JoyGarnett CV [PDF]
Joy Garnett’s paintings are about transformations that take place in the landscape. Translating found imagery of man-made or natural disasters, machine visions and surveilled but forgotten spaces, Garnett makes connections between direct experience and ubiquitous media narratives that operate beyond our control. She combines a wet-into-wet technique with a layered, built-up paint surface to reflect the violence and harmonies occurring on land, water and in the sky. Her compositions serve as metaphors for disruptions endured in interior as well as exterior landscapes, and conflicts depicted in the media and on the picture plane itself.
Joy Garnett is a painter who lives and works in New York. She studied painting at L’École des beaux-arts in Paris and completed her MFA at the City College of New York.

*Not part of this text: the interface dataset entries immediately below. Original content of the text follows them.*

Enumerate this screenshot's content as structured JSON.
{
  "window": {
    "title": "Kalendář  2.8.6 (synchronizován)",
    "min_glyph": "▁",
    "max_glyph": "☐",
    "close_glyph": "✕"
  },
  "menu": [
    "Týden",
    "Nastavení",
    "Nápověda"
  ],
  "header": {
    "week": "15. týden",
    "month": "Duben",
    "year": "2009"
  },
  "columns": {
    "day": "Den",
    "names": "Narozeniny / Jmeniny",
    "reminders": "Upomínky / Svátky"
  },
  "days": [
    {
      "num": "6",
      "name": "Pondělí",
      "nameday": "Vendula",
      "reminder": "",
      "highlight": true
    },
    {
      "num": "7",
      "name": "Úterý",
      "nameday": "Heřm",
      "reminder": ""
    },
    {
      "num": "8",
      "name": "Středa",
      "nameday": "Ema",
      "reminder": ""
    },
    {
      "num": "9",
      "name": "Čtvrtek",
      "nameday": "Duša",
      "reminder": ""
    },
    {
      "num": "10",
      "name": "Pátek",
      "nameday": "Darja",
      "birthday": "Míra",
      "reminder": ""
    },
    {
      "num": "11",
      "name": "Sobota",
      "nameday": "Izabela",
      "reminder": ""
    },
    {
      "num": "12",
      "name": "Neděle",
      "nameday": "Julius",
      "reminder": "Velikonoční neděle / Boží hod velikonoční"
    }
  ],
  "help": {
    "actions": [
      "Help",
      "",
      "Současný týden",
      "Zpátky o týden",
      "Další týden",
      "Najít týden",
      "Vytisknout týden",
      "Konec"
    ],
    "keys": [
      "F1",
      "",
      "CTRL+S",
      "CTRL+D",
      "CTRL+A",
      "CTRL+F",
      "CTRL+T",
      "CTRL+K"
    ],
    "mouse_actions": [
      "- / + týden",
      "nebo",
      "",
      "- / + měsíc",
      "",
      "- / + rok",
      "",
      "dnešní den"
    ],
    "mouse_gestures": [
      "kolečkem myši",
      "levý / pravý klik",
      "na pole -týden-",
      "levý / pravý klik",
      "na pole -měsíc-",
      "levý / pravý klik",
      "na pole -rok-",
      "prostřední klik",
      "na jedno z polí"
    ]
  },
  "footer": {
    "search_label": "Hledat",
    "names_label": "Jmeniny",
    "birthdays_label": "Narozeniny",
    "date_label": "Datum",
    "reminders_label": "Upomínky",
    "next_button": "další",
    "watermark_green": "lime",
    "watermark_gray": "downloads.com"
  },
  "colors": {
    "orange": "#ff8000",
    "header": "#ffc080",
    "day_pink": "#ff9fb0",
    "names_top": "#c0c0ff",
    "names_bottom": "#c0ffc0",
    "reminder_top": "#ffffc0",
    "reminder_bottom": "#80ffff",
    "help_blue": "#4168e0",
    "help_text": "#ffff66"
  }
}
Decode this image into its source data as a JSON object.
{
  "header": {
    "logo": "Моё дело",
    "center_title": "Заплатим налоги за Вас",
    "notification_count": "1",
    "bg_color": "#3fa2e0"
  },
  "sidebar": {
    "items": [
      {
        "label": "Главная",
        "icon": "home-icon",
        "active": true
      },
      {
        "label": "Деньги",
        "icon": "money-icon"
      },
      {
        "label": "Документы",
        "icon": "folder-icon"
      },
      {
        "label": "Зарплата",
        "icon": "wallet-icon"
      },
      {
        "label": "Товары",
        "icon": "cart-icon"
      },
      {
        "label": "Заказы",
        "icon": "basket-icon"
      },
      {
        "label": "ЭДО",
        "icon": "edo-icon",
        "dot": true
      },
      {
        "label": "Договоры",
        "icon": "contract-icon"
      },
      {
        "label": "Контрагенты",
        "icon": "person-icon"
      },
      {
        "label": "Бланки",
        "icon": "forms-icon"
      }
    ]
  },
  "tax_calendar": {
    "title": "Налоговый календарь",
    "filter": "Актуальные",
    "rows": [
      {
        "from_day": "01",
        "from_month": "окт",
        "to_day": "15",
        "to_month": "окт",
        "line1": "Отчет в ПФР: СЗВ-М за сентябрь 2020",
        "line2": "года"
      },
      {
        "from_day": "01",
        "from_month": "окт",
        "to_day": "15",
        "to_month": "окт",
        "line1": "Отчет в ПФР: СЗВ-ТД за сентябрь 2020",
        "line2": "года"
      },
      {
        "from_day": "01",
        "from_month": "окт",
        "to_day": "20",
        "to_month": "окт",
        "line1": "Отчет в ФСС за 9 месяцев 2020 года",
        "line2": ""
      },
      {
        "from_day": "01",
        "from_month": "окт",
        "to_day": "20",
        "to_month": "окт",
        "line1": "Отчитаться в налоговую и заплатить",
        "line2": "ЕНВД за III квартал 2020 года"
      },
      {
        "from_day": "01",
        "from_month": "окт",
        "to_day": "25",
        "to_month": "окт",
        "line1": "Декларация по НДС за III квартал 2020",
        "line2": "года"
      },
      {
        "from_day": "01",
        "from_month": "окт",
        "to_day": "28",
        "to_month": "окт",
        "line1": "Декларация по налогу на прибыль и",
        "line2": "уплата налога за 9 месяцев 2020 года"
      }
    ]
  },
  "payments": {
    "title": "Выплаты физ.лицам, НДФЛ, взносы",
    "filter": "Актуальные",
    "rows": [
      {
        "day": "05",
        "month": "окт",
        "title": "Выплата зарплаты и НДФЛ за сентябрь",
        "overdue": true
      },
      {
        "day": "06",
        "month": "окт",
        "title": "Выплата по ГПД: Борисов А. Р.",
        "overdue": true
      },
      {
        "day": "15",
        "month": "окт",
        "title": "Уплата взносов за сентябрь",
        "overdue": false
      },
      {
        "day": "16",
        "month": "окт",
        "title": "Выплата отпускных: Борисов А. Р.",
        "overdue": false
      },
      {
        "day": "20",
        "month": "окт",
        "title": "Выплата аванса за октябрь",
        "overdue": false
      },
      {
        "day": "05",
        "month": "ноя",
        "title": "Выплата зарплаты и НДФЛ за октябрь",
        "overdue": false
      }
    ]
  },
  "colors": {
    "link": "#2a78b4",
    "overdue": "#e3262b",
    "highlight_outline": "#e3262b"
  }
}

Her paintings have been shown at the Milwaukee Art Museum; MoMA-PS1, the Whitney Museum, The James Gallery at CUNY Graduate Center, The FLAG Art Foundation (all in New York); Boston University Art Gallery; Museum of Contemporary Craft Portland; BALTIC Centre for Contemporary Art (Newcastle-upon-Tyne; and the Witte Zaal (Ghent, Belgium). Her work has been reviewed in The New Yorker, The New York Times, Art in America, ARTnews, TimeOut, The Brooklyn Rail, Artnet, Artforum, The Huffington Post, Hyperallergic, and elsewhere. Catalogue essays by Lucy Lippard, Deborah Frizzell, Benjamin Godsill and Tim Griffin have accompanied her exhibitions. She has received grants from Anonymous Was a Woman, Lower Manhattan Cultural Council, Wellcome Trust, and The Chipstone Foundation. Her work is in the permanent collections of the National Academy of Sciences (Washington DC), Altria, and The West Collection (Oaks, PA).
From 2005 until 2016, Joy served as Arts Editor for the peer-reviewed journal Cultural Politics published by Duke University Press. Her paintings and writings have appeared, sometimes side by side, in an eclectic array of publications, including artnet; Art21 Magazine; Ibraaz (edited by Anthony Downey, 2013); Ping Pong, the literary journal of the Henry Miller Memorial Library (edited by Shelley Marlow, 2015); and the The Artists’ and Writers’ Cookbook (edited by Natalie Eve Garrett, powerHouse Books, 2016). Scholarly books where her paintings and writings have appeared include Virilio Now: Current Perspectives in Virilio Studies (Polity, Cambridge, UK 2011); The Virilio Dictionary (Edinburgh University Press, 2013); and Virilio and Visual Culture (Edinburgh University Press, 2013), edited by John Armitage.
Joy has been working on several projects that revolve around her late grandfather, the Egyptian modernist poet and bee scientist A.Z. Abushâdy (1892-1955). For information visit The Bee Kingdom.